|Cairn L 50x50" oil/cold wax on panel ©2011 Janice Mason Steeves|
In the Winnipeg workshop, that will take place on April 23, 24 and 25, I'm going to include a section on critique. I feel strongly that as artists it is crucial to learn the language of art, just as we learn the fundamentals of writing in school. The fundamentals of art are not taught in most art schools, certainly not in the art school I went to at the time I went there. So how can we analyze our own work or the work of others if we don't have a language? I'm aiming to teach a language. How often are we in someone's studio, in front of their work, and at a complete loss for words. We get a 'feeling' for the piece. We might decide if we like it or not. But most often it's a nonverbal sort of gut response. One of the only places we might have a critique is in art school, or perhaps in an art workshop. In this instance, the teacher becomes the expert and gives their opinion of our work. As I mentioned in an earlier post, one of my friends had a teacher tell her that her workshop painting was "hotel art". How helpful was that to this artist? Not likely very helpful. What did she learn from this? Not to take a class with that teacher probably. Could she find a way to improve her work with this sort of critique? Not likely. Was it discouraging? Very. That's not to say that all teachers critique in this way. I guess I am opposed to the set up that one person is the knowledgeable one and the other is more or less at their mercy.
I'll be teaching a section about the language of critique in the Winnipeg workshop, how to accept critique, what words to use, how to look at your own work, what to look for in the work of others. I'll be sure to write a blog post about it, and maybe have a few of the students comment too.

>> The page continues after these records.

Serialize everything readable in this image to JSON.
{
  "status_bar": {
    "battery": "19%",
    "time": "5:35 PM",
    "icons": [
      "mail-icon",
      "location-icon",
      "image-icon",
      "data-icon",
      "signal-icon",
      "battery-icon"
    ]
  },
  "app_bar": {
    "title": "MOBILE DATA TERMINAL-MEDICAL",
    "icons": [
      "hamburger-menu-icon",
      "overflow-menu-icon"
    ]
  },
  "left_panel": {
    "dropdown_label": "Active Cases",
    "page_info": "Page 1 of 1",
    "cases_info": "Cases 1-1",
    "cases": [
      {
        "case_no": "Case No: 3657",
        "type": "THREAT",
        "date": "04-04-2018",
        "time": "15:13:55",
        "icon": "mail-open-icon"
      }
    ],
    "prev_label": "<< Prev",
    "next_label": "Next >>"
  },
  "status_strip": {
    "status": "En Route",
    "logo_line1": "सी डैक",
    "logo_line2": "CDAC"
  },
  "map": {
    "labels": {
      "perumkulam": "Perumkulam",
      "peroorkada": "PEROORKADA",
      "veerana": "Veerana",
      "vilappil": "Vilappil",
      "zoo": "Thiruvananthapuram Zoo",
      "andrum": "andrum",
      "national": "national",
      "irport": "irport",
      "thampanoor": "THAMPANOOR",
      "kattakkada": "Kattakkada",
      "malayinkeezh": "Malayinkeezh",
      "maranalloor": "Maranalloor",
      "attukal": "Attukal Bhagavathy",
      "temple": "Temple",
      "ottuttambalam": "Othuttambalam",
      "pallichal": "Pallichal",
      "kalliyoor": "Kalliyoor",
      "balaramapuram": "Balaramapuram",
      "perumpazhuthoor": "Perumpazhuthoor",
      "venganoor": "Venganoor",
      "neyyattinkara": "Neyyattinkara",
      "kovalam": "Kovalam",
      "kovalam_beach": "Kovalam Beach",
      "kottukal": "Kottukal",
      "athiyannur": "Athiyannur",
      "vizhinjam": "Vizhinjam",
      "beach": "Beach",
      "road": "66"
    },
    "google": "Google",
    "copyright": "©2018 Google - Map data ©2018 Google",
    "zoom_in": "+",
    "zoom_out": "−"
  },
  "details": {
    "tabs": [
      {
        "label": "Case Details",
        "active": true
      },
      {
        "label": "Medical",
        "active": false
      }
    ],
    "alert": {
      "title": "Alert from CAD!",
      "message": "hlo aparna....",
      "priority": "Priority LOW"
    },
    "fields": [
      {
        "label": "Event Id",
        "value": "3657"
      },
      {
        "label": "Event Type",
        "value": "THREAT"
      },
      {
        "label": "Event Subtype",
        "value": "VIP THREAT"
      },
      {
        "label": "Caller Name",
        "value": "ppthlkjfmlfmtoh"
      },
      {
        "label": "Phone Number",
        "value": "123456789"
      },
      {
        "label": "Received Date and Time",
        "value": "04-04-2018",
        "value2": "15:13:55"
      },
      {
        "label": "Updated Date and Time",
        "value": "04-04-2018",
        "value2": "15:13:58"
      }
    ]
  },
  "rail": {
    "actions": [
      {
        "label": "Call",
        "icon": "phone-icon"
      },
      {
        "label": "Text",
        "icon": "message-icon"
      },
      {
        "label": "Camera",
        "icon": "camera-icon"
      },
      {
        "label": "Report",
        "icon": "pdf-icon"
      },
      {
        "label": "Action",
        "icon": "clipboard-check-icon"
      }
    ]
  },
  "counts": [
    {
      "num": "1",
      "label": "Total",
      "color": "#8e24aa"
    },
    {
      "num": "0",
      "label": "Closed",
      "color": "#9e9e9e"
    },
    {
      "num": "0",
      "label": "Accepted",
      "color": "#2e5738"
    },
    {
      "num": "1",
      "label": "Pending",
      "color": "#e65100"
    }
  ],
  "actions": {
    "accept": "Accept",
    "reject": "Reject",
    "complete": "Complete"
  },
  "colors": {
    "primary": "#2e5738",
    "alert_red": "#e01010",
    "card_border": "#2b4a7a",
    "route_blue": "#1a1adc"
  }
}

On August 25 and 26 I will be teaching a workshop in my studio called Learning About Critique, where I will go further into the language of Critique--how to see our own work and the work of others. I hope that the critique class will meet afterwards to continue their critique/support group with the skills they learn here, or form their own small group.